Your answer should be every line with the word "JSON", copied from the data below.

--- DATA EXTRACT Enclosed Below ---

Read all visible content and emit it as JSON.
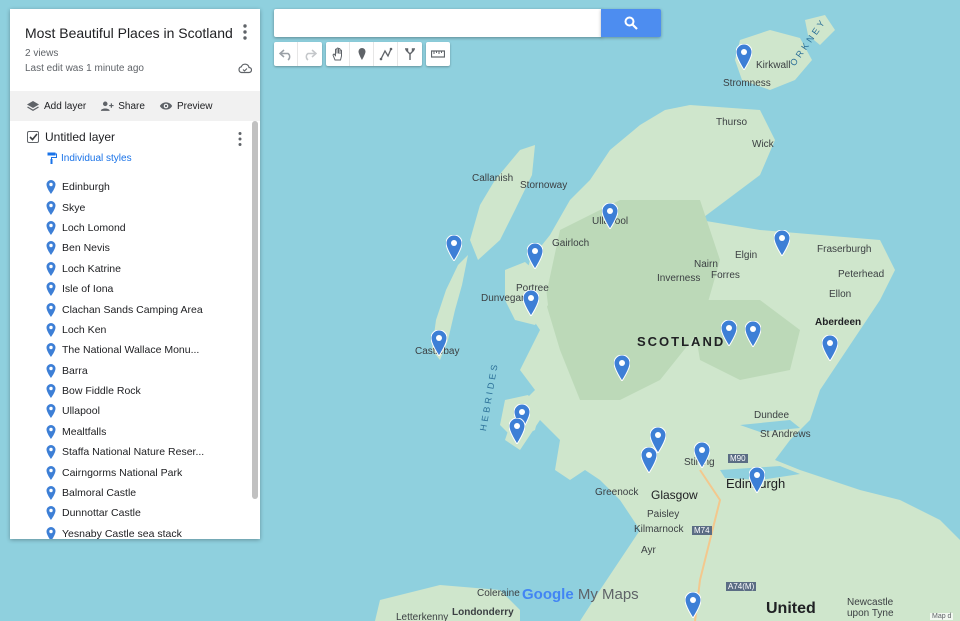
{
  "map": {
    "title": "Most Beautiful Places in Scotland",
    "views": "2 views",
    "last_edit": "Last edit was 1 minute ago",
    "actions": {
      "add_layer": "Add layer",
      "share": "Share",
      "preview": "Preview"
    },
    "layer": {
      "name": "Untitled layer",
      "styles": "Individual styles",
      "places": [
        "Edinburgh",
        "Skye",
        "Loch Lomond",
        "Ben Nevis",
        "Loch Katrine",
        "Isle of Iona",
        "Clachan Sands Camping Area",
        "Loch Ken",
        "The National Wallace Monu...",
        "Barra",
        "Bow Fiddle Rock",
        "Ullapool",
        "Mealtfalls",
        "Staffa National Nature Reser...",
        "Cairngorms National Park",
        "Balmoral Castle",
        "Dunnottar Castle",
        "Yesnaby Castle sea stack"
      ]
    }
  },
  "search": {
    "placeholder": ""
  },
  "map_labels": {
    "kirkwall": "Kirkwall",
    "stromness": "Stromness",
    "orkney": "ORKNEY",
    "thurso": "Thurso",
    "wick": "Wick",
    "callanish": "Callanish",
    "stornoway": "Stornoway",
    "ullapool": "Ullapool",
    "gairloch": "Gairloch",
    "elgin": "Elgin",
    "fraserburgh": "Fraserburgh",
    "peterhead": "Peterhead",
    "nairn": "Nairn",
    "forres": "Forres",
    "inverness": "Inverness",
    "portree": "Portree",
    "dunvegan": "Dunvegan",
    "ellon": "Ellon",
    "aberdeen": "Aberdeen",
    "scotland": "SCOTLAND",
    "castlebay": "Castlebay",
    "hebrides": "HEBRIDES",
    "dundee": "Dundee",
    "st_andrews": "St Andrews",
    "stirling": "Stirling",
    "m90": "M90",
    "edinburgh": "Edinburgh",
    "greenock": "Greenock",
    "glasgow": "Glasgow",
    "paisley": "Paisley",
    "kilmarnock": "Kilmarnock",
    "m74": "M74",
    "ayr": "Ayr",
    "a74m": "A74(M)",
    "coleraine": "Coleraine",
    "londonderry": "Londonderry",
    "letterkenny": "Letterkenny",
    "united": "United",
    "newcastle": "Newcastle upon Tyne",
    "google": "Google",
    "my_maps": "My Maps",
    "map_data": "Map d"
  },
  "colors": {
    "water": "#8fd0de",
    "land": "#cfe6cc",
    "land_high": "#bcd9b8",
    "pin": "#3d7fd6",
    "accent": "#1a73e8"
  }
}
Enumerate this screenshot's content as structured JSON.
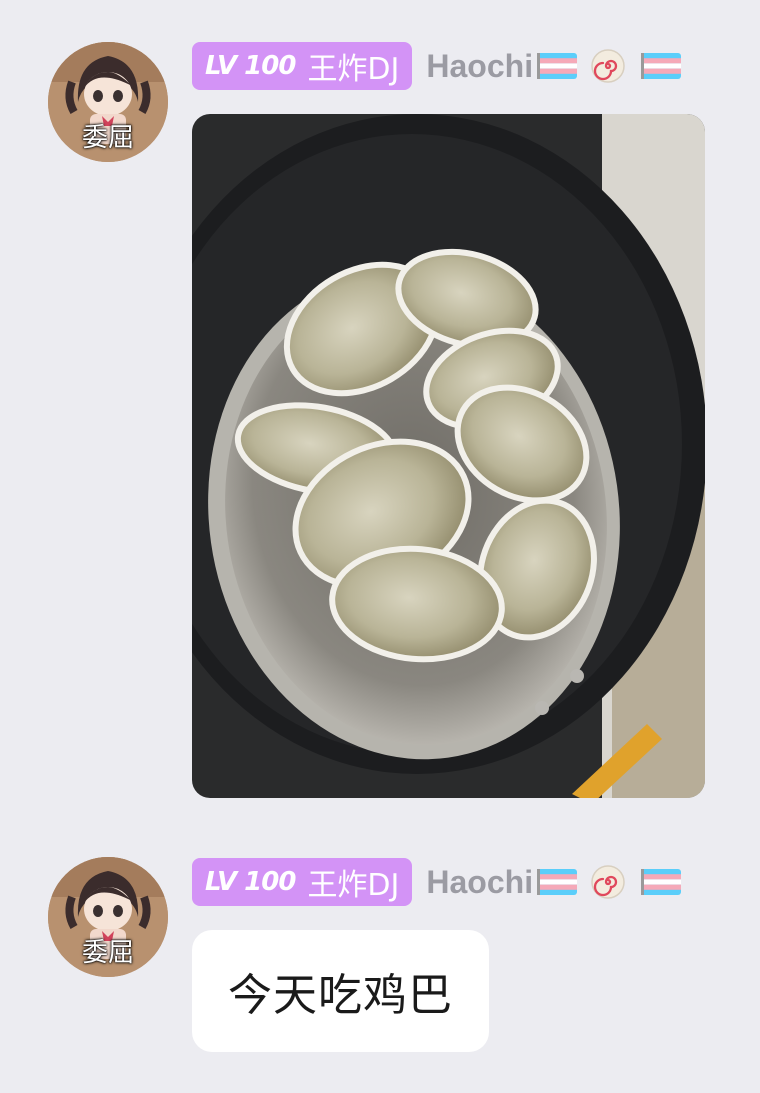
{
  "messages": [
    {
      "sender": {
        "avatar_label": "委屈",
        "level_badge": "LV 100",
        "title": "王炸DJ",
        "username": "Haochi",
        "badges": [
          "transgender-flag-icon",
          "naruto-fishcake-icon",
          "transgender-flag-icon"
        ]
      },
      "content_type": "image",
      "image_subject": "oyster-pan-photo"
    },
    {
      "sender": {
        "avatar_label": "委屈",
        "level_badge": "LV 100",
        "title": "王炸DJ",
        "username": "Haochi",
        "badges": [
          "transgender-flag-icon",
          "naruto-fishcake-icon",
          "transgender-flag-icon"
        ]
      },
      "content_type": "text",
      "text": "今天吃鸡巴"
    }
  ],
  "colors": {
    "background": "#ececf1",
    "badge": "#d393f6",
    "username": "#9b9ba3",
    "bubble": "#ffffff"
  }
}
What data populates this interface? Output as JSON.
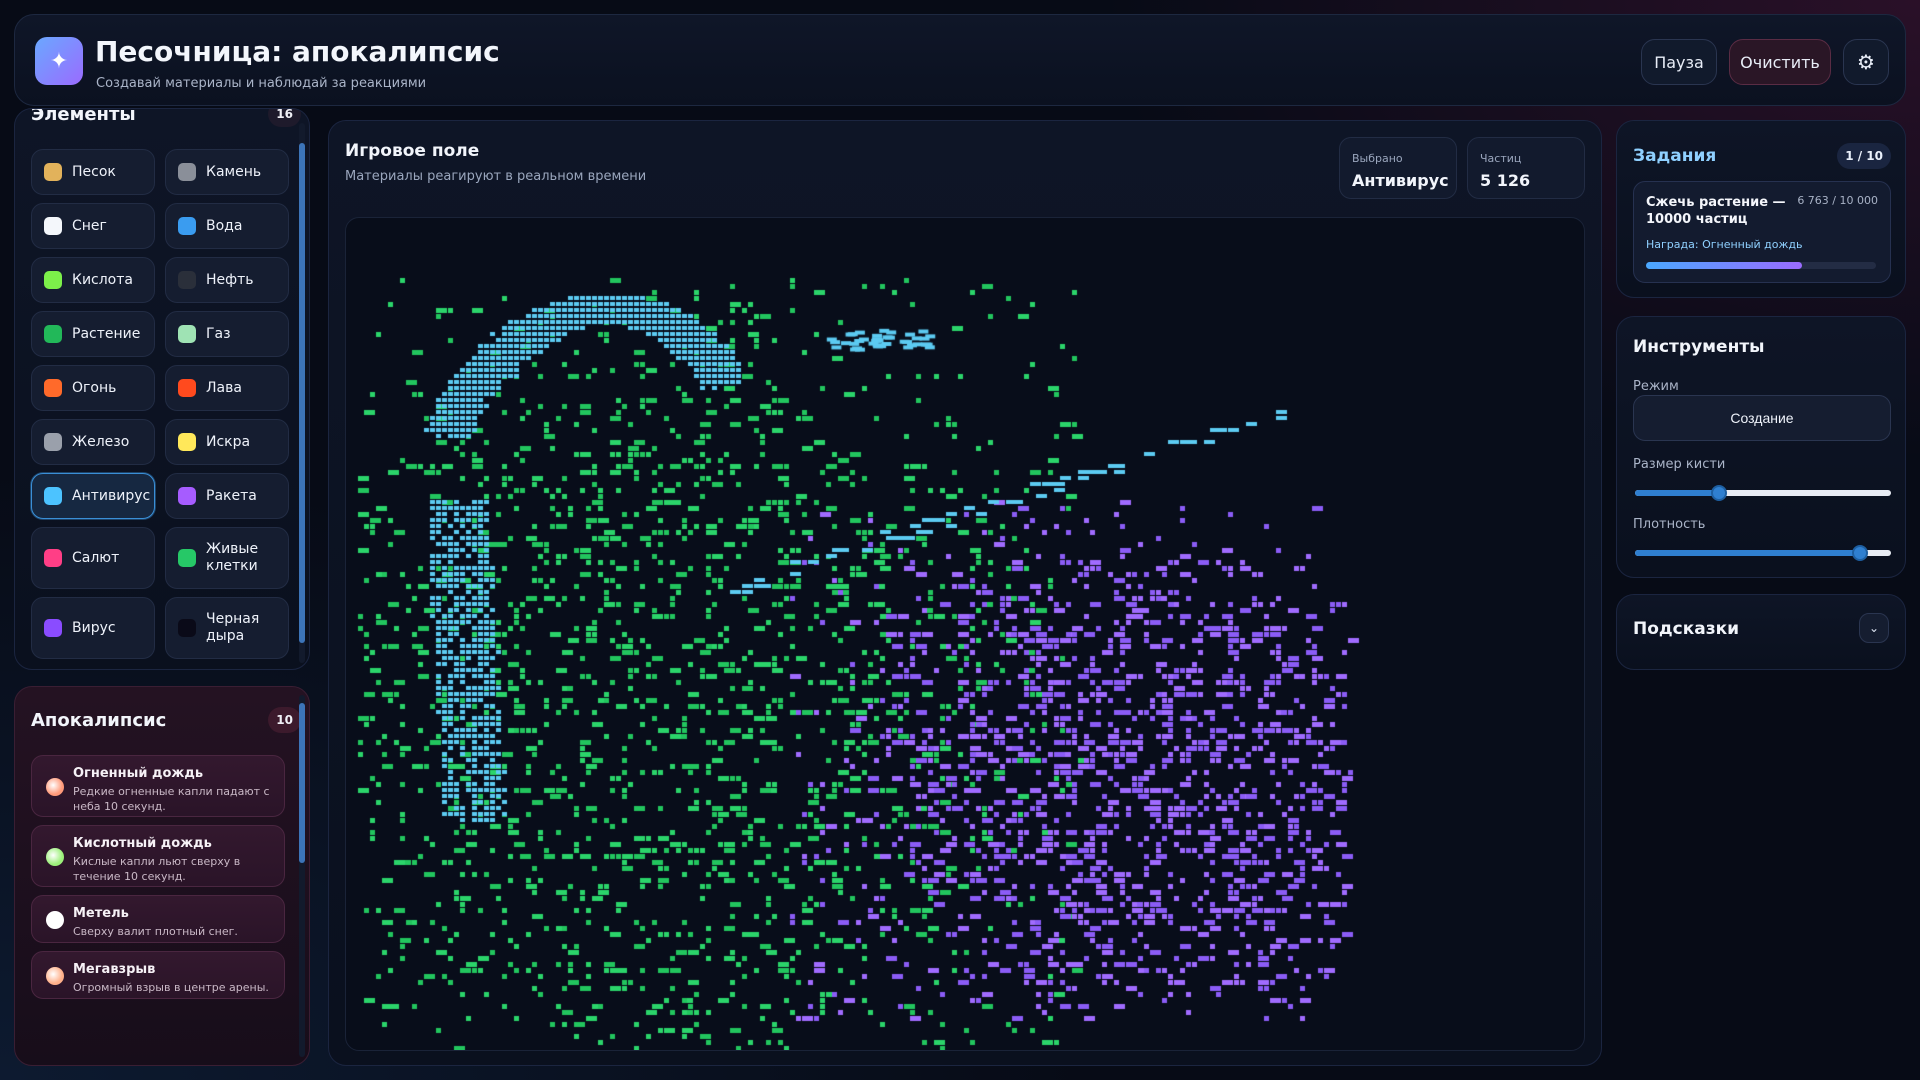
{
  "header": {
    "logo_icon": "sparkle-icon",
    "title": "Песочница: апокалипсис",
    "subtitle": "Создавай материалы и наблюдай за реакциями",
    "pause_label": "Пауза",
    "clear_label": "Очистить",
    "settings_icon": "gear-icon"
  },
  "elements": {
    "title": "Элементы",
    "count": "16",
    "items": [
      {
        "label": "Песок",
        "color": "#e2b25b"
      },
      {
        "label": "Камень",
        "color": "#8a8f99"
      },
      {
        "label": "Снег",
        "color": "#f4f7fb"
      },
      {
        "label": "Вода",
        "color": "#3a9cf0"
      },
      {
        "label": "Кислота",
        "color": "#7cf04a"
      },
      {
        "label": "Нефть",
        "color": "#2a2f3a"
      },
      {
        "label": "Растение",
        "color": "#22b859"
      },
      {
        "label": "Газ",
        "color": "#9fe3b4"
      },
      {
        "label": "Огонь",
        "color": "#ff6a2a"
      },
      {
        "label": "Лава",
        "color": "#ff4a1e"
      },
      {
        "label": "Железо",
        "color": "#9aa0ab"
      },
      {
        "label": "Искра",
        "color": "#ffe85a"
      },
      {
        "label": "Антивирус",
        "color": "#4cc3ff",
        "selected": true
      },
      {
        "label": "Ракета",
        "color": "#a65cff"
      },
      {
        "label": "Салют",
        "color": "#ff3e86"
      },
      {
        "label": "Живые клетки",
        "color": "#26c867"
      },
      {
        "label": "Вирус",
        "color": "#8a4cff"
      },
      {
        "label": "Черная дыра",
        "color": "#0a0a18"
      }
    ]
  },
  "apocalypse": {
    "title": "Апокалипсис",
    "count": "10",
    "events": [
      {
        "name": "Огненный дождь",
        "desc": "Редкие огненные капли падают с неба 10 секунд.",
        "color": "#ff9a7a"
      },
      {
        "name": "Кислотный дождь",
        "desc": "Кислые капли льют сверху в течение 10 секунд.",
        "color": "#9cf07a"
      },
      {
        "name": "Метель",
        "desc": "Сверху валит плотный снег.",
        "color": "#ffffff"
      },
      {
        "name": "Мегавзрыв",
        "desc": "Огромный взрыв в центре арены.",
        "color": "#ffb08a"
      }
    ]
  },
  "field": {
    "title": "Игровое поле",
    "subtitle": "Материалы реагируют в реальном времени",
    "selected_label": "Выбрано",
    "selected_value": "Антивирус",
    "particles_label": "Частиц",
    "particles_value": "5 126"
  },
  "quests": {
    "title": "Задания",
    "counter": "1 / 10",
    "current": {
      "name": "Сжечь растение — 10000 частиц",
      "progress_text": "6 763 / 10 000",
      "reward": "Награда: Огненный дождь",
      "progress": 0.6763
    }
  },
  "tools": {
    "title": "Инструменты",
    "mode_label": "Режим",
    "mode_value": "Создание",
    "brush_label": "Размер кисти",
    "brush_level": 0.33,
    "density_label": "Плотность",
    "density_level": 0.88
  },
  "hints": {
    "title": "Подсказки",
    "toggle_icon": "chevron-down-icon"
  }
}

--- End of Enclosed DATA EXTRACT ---
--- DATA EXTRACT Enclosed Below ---

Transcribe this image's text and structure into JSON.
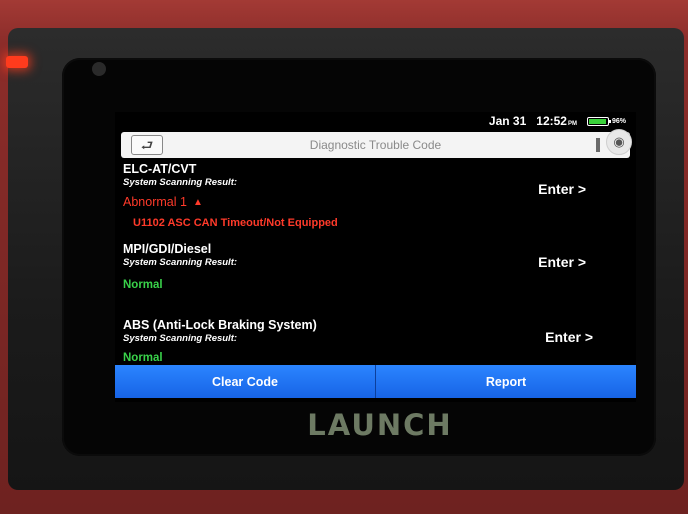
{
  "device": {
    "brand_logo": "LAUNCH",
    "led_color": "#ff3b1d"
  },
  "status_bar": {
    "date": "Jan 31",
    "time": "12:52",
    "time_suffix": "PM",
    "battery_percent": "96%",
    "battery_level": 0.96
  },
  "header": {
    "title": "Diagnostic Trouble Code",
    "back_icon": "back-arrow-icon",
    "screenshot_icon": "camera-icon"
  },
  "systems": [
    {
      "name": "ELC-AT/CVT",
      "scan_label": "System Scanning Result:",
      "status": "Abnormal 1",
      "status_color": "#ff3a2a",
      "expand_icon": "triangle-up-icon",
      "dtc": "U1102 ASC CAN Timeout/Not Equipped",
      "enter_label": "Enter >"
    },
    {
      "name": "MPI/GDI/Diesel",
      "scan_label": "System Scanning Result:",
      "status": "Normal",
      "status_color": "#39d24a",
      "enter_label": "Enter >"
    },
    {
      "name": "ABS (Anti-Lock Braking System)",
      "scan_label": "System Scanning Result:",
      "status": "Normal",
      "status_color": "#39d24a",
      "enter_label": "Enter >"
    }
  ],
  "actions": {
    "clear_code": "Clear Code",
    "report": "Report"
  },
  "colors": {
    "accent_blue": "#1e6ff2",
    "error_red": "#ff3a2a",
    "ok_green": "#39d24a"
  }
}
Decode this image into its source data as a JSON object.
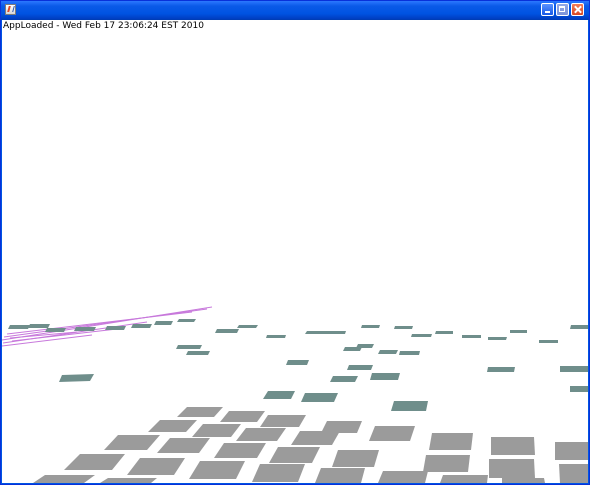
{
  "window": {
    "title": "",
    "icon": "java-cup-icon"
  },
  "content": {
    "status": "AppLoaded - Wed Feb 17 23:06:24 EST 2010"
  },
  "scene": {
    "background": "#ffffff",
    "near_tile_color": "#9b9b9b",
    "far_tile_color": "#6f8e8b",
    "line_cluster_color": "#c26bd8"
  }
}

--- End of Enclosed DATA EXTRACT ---

» EXERCISE ANSWER
Read all visible content and emit it as JSON.
Enumerate this screenshot's content as structured JSON.
What data populates this interface? Output as JSON.
Transcribe this image's text and structure into JSON.
Decode this image into its source data as a JSON object.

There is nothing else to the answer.